**Assigned task**
Set down every record below exactly as written, but leave out the pictures.
=-=-=
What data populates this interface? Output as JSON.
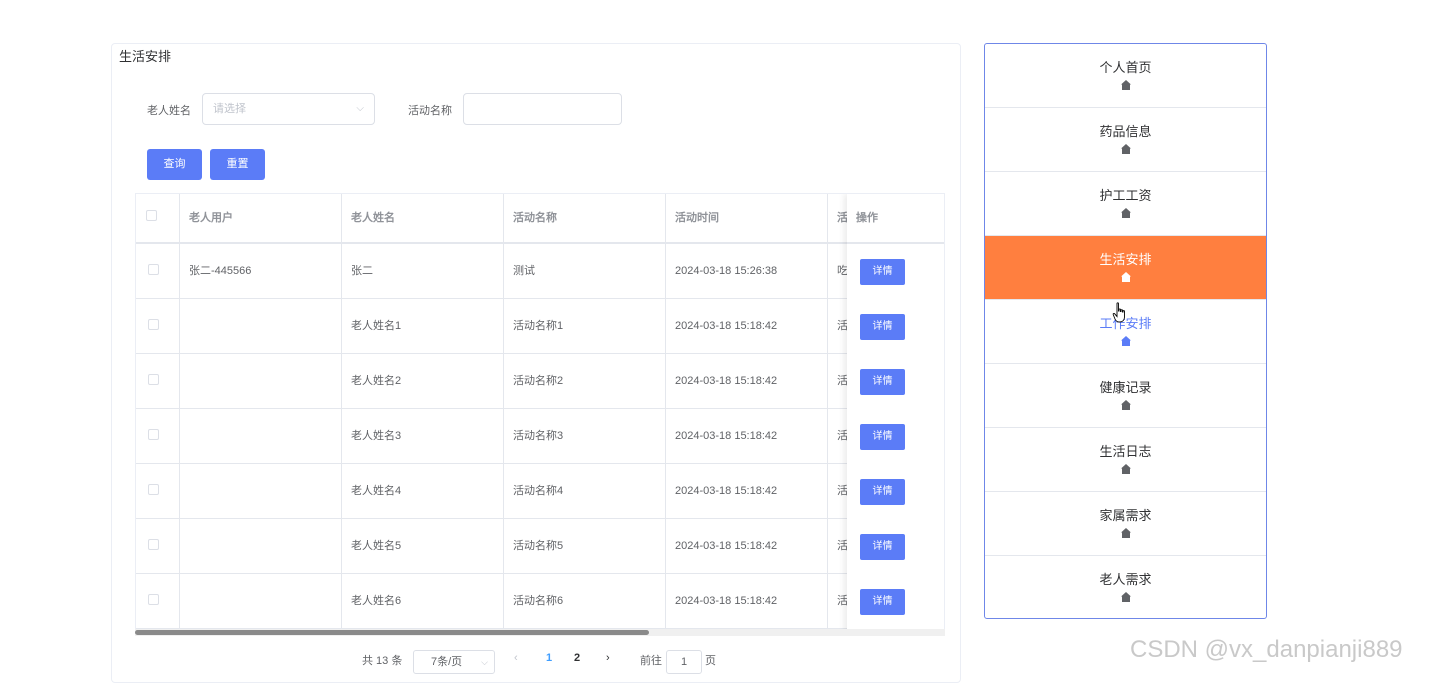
{
  "panel": {
    "title": "生活安排"
  },
  "form": {
    "name_label": "老人姓名",
    "name_placeholder": "请选择",
    "activity_label": "活动名称",
    "activity_value": "",
    "query_label": "查询",
    "reset_label": "重置"
  },
  "table": {
    "headers": [
      "老人用户",
      "老人姓名",
      "活动名称",
      "活动时间",
      "活",
      "操作"
    ],
    "rows": [
      {
        "user": "张二-445566",
        "name": "张二",
        "activity": "测试",
        "time": "2024-03-18 15:26:38",
        "extra": "吃",
        "action": "详情"
      },
      {
        "user": "",
        "name": "老人姓名1",
        "activity": "活动名称1",
        "time": "2024-03-18 15:18:42",
        "extra": "活",
        "action": "详情"
      },
      {
        "user": "",
        "name": "老人姓名2",
        "activity": "活动名称2",
        "time": "2024-03-18 15:18:42",
        "extra": "活",
        "action": "详情"
      },
      {
        "user": "",
        "name": "老人姓名3",
        "activity": "活动名称3",
        "time": "2024-03-18 15:18:42",
        "extra": "活",
        "action": "详情"
      },
      {
        "user": "",
        "name": "老人姓名4",
        "activity": "活动名称4",
        "time": "2024-03-18 15:18:42",
        "extra": "活",
        "action": "详情"
      },
      {
        "user": "",
        "name": "老人姓名5",
        "activity": "活动名称5",
        "time": "2024-03-18 15:18:42",
        "extra": "活",
        "action": "详情"
      },
      {
        "user": "",
        "name": "老人姓名6",
        "activity": "活动名称6",
        "time": "2024-03-18 15:18:42",
        "extra": "活",
        "action": "详情"
      }
    ]
  },
  "pagination": {
    "total": "共 13 条",
    "page_size": "7条/页",
    "prev": "‹",
    "pages": [
      "1",
      "2"
    ],
    "current_page": "1",
    "next": "›",
    "goto_label": "前往",
    "goto_value": "1",
    "goto_suffix": "页"
  },
  "menu": {
    "items": [
      {
        "label": "个人首页",
        "state": "normal"
      },
      {
        "label": "药品信息",
        "state": "normal"
      },
      {
        "label": "护工工资",
        "state": "normal"
      },
      {
        "label": "生活安排",
        "state": "active"
      },
      {
        "label": "工作安排",
        "state": "hover"
      },
      {
        "label": "健康记录",
        "state": "normal"
      },
      {
        "label": "生活日志",
        "state": "normal"
      },
      {
        "label": "家属需求",
        "state": "normal"
      },
      {
        "label": "老人需求",
        "state": "normal"
      }
    ],
    "icon": "home-icon"
  },
  "watermark": "CSDN @vx_danpianji889",
  "colors": {
    "primary": "#5b7cf7",
    "active_menu": "#ff7f3f",
    "menu_border": "#6f87e8"
  }
}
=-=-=
**Answer to this task**
What data populates this interface? Output as JSON.
{
  "panel": {
    "title": "生活安排"
  },
  "form": {
    "name_label": "老人姓名",
    "name_placeholder": "请选择",
    "activity_label": "活动名称",
    "activity_value": "",
    "query_label": "查询",
    "reset_label": "重置"
  },
  "table": {
    "headers": [
      "老人用户",
      "老人姓名",
      "活动名称",
      "活动时间",
      "活",
      "操作"
    ],
    "rows": [
      {
        "user": "张二-445566",
        "name": "张二",
        "activity": "测试",
        "time": "2024-03-18 15:26:38",
        "extra": "吃",
        "action": "详情"
      },
      {
        "user": "",
        "name": "老人姓名1",
        "activity": "活动名称1",
        "time": "2024-03-18 15:18:42",
        "extra": "活",
        "action": "详情"
      },
      {
        "user": "",
        "name": "老人姓名2",
        "activity": "活动名称2",
        "time": "2024-03-18 15:18:42",
        "extra": "活",
        "action": "详情"
      },
      {
        "user": "",
        "name": "老人姓名3",
        "activity": "活动名称3",
        "time": "2024-03-18 15:18:42",
        "extra": "活",
        "action": "详情"
      },
      {
        "user": "",
        "name": "老人姓名4",
        "activity": "活动名称4",
        "time": "2024-03-18 15:18:42",
        "extra": "活",
        "action": "详情"
      },
      {
        "user": "",
        "name": "老人姓名5",
        "activity": "活动名称5",
        "time": "2024-03-18 15:18:42",
        "extra": "活",
        "action": "详情"
      },
      {
        "user": "",
        "name": "老人姓名6",
        "activity": "活动名称6",
        "time": "2024-03-18 15:18:42",
        "extra": "活",
        "action": "详情"
      }
    ]
  },
  "pagination": {
    "total": "共 13 条",
    "page_size": "7条/页",
    "prev": "‹",
    "pages": [
      "1",
      "2"
    ],
    "current_page": "1",
    "next": "›",
    "goto_label": "前往",
    "goto_value": "1",
    "goto_suffix": "页"
  },
  "menu": {
    "items": [
      {
        "label": "个人首页",
        "state": "normal"
      },
      {
        "label": "药品信息",
        "state": "normal"
      },
      {
        "label": "护工工资",
        "state": "normal"
      },
      {
        "label": "生活安排",
        "state": "active"
      },
      {
        "label": "工作安排",
        "state": "hover"
      },
      {
        "label": "健康记录",
        "state": "normal"
      },
      {
        "label": "生活日志",
        "state": "normal"
      },
      {
        "label": "家属需求",
        "state": "normal"
      },
      {
        "label": "老人需求",
        "state": "normal"
      }
    ],
    "icon": "home-icon"
  },
  "watermark": "CSDN @vx_danpianji889",
  "colors": {
    "primary": "#5b7cf7",
    "active_menu": "#ff7f3f",
    "menu_border": "#6f87e8"
  }
}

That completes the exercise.